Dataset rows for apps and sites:
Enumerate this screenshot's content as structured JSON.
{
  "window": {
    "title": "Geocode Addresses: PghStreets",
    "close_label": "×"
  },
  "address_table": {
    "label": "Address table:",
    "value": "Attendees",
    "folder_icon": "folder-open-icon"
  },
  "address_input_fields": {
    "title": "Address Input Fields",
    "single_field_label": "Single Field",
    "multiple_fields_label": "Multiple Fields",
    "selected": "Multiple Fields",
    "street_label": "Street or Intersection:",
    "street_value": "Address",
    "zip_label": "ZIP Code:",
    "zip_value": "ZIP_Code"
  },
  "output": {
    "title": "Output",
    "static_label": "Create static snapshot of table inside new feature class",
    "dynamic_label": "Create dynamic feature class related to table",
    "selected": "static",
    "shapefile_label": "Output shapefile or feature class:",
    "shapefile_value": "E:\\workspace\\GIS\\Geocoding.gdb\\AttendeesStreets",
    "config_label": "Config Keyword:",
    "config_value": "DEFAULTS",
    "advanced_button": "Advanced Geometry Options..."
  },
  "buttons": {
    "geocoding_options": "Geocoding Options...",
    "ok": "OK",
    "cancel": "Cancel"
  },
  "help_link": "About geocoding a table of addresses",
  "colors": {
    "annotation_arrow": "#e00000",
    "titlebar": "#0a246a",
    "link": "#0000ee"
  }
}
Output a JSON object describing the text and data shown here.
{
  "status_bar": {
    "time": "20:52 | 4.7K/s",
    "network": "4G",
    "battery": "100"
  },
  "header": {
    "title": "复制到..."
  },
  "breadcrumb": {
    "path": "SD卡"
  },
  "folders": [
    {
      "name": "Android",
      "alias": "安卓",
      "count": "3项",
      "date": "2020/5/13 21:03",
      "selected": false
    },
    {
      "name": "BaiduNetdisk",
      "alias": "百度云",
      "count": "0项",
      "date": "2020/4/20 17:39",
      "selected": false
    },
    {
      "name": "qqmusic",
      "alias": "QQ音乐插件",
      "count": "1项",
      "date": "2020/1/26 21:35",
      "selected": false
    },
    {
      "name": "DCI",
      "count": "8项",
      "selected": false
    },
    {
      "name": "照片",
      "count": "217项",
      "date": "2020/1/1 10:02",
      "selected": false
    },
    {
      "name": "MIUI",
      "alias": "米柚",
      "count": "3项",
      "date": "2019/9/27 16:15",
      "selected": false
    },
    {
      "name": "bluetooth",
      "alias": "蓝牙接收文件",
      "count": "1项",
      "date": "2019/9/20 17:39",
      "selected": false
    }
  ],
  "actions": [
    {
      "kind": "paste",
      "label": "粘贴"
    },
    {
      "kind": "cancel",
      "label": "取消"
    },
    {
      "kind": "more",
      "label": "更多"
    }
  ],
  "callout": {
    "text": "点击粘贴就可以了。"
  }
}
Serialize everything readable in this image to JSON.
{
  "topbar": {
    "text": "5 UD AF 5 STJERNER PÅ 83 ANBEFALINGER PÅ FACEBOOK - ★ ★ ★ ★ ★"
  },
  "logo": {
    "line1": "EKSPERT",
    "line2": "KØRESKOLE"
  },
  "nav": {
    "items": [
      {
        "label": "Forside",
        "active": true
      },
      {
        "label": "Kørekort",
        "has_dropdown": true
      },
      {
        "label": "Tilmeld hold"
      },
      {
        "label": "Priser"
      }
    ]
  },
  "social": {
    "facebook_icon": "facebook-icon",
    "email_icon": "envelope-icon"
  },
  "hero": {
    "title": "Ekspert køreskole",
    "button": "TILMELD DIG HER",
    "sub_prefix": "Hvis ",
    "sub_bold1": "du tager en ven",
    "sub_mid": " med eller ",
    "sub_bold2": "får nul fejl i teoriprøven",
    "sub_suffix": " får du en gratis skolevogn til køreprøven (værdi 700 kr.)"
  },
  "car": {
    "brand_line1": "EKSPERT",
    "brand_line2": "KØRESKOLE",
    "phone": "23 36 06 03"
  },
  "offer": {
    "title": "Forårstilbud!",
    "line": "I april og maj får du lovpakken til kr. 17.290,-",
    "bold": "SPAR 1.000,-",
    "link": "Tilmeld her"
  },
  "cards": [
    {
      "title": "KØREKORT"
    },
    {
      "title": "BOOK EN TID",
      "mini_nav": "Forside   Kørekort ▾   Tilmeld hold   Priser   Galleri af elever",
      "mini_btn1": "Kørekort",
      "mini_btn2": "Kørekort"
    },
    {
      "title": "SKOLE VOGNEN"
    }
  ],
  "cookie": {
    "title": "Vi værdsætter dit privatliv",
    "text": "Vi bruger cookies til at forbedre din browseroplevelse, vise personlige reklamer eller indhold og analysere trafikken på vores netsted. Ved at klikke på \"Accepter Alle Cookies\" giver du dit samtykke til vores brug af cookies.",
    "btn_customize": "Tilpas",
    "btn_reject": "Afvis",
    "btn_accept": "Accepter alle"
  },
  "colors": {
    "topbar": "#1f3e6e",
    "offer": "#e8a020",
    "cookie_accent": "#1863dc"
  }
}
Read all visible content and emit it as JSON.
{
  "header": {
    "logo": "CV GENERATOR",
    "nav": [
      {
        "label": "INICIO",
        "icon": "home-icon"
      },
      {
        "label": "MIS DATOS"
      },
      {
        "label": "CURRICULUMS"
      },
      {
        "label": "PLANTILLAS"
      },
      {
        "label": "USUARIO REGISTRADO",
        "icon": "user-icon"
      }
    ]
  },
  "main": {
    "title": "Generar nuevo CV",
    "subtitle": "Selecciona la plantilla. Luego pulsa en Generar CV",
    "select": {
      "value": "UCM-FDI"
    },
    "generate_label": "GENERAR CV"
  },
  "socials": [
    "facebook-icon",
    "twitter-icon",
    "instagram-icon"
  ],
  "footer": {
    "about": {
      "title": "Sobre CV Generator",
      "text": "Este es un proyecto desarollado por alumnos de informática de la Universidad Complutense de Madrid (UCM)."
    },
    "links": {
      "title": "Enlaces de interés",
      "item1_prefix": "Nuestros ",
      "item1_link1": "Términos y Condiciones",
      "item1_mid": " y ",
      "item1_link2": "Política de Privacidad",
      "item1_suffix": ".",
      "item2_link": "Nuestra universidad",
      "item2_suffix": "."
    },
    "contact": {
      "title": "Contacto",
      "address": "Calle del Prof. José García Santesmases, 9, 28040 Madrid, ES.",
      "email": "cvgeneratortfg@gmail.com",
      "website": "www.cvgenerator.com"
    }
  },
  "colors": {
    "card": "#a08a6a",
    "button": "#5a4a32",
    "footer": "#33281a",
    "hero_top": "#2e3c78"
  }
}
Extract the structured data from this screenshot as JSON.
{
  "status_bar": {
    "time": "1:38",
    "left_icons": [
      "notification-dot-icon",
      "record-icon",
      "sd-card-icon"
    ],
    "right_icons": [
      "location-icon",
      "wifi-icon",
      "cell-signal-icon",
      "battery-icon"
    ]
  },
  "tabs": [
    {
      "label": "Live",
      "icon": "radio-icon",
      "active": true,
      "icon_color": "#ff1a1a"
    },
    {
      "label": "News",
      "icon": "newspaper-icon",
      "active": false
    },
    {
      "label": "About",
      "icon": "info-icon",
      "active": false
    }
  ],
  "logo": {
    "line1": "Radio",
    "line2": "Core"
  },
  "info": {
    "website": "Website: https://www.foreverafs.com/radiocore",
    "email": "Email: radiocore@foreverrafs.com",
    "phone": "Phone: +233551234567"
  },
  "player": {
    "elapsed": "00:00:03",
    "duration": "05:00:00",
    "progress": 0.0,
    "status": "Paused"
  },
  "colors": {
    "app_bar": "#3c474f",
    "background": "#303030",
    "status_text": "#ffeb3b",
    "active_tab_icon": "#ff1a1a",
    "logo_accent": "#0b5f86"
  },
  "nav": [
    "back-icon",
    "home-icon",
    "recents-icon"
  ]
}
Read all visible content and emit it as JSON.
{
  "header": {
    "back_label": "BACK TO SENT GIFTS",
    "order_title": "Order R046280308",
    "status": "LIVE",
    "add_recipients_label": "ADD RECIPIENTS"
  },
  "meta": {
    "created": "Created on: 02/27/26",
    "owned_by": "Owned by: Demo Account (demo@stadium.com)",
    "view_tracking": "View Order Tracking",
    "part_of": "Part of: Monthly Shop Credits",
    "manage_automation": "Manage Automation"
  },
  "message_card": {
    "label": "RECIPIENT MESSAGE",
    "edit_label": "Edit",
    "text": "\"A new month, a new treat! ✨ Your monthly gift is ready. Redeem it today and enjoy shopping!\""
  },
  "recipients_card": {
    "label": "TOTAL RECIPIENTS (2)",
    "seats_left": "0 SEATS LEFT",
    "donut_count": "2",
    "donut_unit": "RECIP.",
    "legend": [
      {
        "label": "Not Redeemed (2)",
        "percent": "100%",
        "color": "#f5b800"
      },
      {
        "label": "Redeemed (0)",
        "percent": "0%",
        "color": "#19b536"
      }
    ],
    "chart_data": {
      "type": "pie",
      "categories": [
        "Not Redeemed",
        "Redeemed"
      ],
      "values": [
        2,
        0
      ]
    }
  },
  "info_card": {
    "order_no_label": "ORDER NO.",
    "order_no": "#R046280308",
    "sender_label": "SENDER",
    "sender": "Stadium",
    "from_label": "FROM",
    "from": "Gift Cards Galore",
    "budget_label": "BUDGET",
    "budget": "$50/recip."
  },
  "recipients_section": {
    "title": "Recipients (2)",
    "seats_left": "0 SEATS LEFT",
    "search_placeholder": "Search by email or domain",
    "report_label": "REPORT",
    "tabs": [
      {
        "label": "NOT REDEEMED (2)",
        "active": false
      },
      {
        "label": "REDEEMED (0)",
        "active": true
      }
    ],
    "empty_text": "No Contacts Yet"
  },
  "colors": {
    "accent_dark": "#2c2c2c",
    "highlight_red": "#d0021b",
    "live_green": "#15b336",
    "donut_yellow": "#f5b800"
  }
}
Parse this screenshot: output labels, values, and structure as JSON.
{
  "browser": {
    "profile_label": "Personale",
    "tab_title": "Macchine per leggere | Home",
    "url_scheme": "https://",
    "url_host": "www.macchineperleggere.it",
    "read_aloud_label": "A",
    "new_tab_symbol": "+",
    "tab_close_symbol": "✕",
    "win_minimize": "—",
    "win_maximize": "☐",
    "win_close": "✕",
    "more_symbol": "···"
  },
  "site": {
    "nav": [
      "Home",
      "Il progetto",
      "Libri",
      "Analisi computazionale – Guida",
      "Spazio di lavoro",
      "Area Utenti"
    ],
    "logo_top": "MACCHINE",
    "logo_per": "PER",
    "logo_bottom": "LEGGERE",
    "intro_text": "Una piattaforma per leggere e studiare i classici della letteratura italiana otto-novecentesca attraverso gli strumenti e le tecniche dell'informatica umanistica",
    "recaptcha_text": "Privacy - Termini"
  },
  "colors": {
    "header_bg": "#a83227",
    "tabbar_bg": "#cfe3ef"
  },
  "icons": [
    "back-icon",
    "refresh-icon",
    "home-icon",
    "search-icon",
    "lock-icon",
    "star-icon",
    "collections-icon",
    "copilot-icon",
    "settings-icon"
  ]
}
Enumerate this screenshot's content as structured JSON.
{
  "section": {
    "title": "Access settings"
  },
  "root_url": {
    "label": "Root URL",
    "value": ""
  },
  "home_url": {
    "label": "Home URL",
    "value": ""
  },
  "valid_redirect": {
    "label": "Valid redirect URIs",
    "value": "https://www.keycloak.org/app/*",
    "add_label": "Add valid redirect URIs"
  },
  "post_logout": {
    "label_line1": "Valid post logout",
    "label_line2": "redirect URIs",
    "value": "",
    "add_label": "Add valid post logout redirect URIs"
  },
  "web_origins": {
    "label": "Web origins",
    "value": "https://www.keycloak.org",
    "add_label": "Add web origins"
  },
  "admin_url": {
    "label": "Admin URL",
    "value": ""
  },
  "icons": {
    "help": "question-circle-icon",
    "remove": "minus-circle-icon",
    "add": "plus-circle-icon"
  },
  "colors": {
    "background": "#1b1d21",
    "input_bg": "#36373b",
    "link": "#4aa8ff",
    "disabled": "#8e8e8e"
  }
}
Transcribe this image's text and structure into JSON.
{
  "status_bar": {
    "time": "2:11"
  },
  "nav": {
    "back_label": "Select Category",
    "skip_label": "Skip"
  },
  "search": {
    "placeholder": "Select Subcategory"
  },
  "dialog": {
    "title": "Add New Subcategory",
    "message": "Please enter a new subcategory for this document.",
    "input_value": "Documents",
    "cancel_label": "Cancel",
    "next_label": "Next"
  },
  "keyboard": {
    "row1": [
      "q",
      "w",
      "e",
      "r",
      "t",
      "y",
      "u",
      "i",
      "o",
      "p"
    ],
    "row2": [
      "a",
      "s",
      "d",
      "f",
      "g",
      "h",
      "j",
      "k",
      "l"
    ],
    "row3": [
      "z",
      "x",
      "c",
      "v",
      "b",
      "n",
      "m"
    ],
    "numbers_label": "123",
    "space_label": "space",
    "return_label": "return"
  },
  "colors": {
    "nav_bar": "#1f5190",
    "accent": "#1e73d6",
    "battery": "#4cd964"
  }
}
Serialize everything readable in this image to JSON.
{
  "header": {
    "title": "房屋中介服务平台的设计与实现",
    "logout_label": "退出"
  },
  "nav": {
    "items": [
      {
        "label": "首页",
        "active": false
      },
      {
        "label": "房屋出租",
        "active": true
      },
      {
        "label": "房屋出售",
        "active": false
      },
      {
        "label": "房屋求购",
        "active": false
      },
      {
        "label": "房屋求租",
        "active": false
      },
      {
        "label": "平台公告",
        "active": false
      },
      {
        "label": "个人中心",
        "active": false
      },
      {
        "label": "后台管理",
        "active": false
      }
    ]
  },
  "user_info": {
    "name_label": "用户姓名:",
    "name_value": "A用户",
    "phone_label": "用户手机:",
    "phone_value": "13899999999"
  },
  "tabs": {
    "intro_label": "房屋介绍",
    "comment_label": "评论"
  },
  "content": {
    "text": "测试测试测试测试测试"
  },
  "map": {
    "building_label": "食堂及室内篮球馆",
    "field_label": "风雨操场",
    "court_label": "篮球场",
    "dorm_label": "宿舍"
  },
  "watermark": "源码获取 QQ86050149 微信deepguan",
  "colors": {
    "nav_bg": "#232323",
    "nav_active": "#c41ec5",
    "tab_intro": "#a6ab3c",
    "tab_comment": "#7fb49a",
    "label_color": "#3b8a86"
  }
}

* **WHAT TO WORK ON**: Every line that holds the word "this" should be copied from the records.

* **EXERCISE SOLUTION**:
Enumerate this screenshot's content as structured JSON.
Serialize everything readable in this image to JSON.
Extract the structured data from this screenshot as JSON.
Parse this screenshot: output labels, values, and structure as JSON.
Enumerate this screenshot's content as structured JSON.
Transcribe this image's text and structure into JSON.
    "message": "Please enter a new subcategory for this document.",
Serialize everything readable in this image to JSON.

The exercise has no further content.